Work request
Leaving the pictures aside, return all of the data below exactly.

Information shown
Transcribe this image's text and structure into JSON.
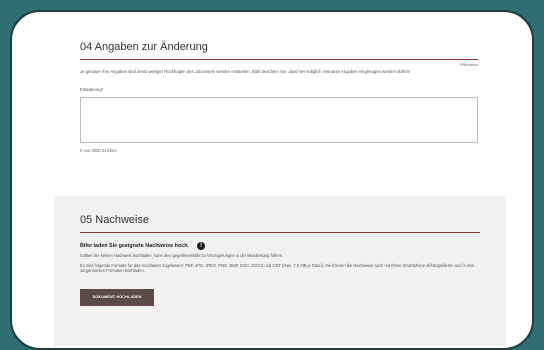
{
  "section_change": {
    "title": "04 Angaben zur Änderung",
    "required_hint": "*Pflichtfeld",
    "intro": "Je genauer Ihre Angaben sind desto weniger Rückfragen des Jobcenters werden entstehen. Bitte beachten Sie, dass hier lediglich relevante Angaben eingetragen werden dürfen!",
    "field_label": "Erläuterung*",
    "textarea_value": "",
    "counter": "0 von 3000 Zeichen"
  },
  "section_proof": {
    "title": "05 Nachweise",
    "heading": "Bitte laden Sie geeignete Nachweise hoch.",
    "info_icon": "info-icon",
    "paragraph1": "Sollten Sie keinen Nachweis hochladen, kann dies gegebenenfalls zu Verzögerungen in der Bearbeitung führen.",
    "paragraph2": "Es sind folgende Formate für das Hochladen zugelassen: PDF, JPG, JPEG, PNG, BMP, DOC, DOCX und ODT (max. 7,5 MB je Datei). Sie können die Nachweise auch mit Ihrem Smartphone abfotografieren und in den vorgenannten Formaten hochladen.",
    "upload_button": "DOKUMENT HOCHLADEN"
  },
  "colors": {
    "page_bg": "#2f6e73",
    "accent_rule": "#8a3b2b",
    "button_bg": "#5b4a45",
    "band_bg": "#f2f1ef"
  }
}
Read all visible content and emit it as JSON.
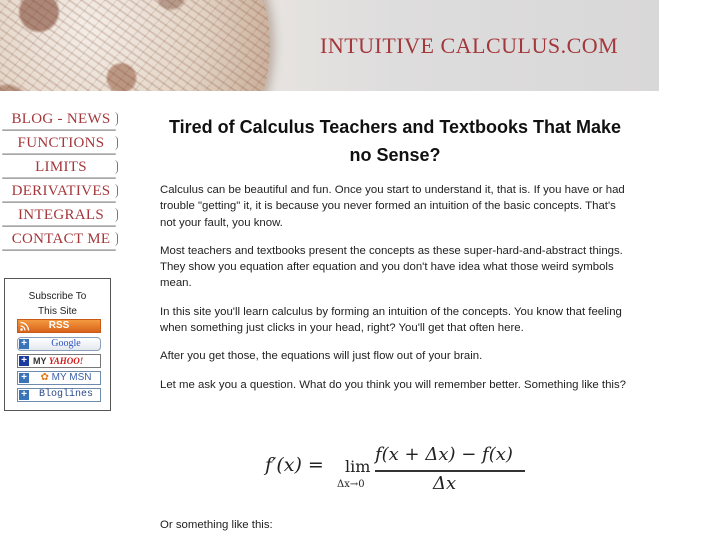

Answer section
Transcribe this image's text and structure into JSON.
{
  "section_change": {
    "title": "04 Angaben zur Änderung",
    "required_hint": "*Pflichtfeld",
    "intro": "Je genauer Ihre Angaben sind desto weniger Rückfragen des Jobcenters werden entstehen. Bitte beachten Sie, dass hier lediglich relevante Angaben eingetragen werden dürfen!",
    "field_label": "Erläuterung*",
    "textarea_value": "",
    "counter": "0 von 3000 Zeichen"
  },
  "section_proof": {
    "title": "05 Nachweise",
    "heading": "Bitte laden Sie geeignete Nachweise hoch.",
    "info_icon": "info-icon",
    "paragraph1": "Sollten Sie keinen Nachweis hochladen, kann dies gegebenenfalls zu Verzögerungen in der Bearbeitung führen.",
    "paragraph2": "Es sind folgende Formate für das Hochladen zugelassen: PDF, JPG, JPEG, PNG, BMP, DOC, DOCX und ODT (max. 7,5 MB je Datei). Sie können die Nachweise auch mit Ihrem Smartphone abfotografieren und in den vorgenannten Formaten hochladen.",
    "upload_button": "DOKUMENT HOCHLADEN"
  },
  "colors": {
    "page_bg": "#2f6e73",
    "accent_rule": "#8a3b2b",
    "button_bg": "#5b4a45",
    "band_bg": "#f2f1ef"
  }
}
Read all visible content and emit it as JSON.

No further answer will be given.